This is the eighth part in my eight-part series of entries in which I outline some of the reasons we decided to pursue a new user interface for Office 2007.
How do we use that data to influence the design and organization of the Office 2007 user interface?
If you plot the command usage of the Office applications on a graph, you get a curve. A few commands account for a lot of clicks, and then slowly the number of clicks per command tapers off. We use the data represented by the curve to inform us about how often people use certain commands. The curve itself helps us visualize the usage pattern of the overall program and the average "depth" to which most people use the product.
Many people suggest that "you guys should optimize the UI to match the feature usage data." On the surface, this sounds like a solid idea; you could have a computer determine the organization and prominence of different features depending on what part of the curve they are in. It would be very scientific. The only problem? We've already designed that product, and it's called Office 2003.
Put another way: if all we want to do is design a product that matches today's pattern of feature usage--well, I don't have to do any work! Office 2003 already matches the curve exactly; we can't do any better than statistical perfection.
The real equation at work here is data + human = design. We need to take the data, analyze it, understand its shortcomings, and use it to inform a design which meets our goals. But, in itself, the data cannot produce a UI because it has no goals and is a reflection of the DNA of a product you already shipped!
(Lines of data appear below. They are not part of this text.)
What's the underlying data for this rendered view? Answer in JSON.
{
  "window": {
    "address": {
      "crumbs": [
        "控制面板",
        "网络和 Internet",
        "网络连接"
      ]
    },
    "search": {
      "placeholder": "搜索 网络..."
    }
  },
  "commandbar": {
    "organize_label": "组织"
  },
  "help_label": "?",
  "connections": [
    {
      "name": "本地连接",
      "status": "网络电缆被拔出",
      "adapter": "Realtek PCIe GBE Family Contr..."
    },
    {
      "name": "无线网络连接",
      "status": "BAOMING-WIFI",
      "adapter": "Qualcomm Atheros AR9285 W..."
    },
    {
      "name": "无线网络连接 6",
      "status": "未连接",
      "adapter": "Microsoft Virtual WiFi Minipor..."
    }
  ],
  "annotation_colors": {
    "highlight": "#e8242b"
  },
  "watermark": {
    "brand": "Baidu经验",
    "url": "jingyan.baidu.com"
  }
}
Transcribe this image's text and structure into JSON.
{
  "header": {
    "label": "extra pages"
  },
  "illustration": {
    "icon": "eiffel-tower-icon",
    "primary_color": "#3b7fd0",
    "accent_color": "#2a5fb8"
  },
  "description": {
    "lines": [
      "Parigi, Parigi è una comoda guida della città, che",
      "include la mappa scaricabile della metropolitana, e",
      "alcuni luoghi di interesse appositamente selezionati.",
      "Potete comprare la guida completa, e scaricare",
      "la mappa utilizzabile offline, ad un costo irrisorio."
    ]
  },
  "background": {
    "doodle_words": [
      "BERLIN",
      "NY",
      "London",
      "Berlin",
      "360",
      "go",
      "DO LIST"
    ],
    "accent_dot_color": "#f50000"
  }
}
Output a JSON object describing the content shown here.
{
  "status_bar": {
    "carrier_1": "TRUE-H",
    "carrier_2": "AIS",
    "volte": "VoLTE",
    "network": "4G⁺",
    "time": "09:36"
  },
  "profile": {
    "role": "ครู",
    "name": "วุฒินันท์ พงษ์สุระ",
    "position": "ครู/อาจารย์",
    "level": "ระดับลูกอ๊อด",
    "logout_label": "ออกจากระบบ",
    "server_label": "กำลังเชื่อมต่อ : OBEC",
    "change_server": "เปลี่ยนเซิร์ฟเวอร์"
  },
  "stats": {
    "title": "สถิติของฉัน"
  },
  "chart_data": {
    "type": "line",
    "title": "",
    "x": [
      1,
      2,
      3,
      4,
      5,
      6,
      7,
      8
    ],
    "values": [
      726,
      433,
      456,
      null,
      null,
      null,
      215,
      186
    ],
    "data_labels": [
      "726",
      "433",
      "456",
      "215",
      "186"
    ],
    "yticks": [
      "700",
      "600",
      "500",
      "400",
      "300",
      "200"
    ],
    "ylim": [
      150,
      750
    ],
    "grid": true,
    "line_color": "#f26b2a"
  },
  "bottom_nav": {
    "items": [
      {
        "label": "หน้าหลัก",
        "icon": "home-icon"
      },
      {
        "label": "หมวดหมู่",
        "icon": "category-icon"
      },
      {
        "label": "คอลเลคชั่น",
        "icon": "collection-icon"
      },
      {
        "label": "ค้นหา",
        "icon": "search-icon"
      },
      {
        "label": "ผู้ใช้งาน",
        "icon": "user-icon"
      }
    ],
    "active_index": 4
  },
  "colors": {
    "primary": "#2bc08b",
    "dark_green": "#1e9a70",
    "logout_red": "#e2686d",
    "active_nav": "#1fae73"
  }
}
Twice a day, I go in and swap out the tapes...
So, back to the initial question. How can we use the data to inform the Office 2007 design? There are two less obvious ways.
One thing we do is to look for desirable features that have low usage numbers. In general, this combination is a great opportunity for us to take advantage of work we've done in a previous version by helping people find useful features that they don't know are there. We can measure the "desirability" of a feature in several ways: a lot of direct customer requests, questions about the missing functionality on newsgroups and message boards, and sometimes just our gut feeling that people would like a feature if they only could find it. An example of this is the feature in Word that allows you to put a watermark behind a document. Lots of people ask how to do it, but can't figure out how. The prominent gallery of watermarks in Word 2007 has already caused many people to comment what a "great new feature that is."
Of course, there are things that can derail this process. Number one, a low-quality or poorly-designed feature will not succeed no matter how easy it is to find in the UI. Where possible, we've tried to "spruce up" old features in order to make them worth raising their prominence. Secondly, a bad name for a feature can turn people off from using it. Do we change the name, hoping that new people will discover it? Or do we keep it the same, knowing that it hurts discoverability but also that existing users of the feature won't be confused. It's a hard judgment call to make sometimes.
The second way we use the data is by looking for frequently-used features that are hard to get to today. Any time we see this, it represents people overcoming the user interface to use a buried feature because it's so important. A great example of this is "superscript" in Word. In Word 2003, it must be added to the toolbar manually through customization. Yet, even as a non-default toolbar button, it gets more clicks than 30% of the buttons on the Formatting toolbar. The opportunity here is to discover the things that people love and that even more people would use if they knew they could.
The point of both of these exercises is to reshape the feature usage curve. We want to see more people using a broader set of tools and saving time because of it.
Of course it's true that we also use the feature usage data to figure out which commands need to be ultra-efficient and which can be taken out of the product entirely, but that's really the less lofty part of our goal. Success for the Office 2007 UI means that we broaden the Office 2003 feature curve, not that we match it.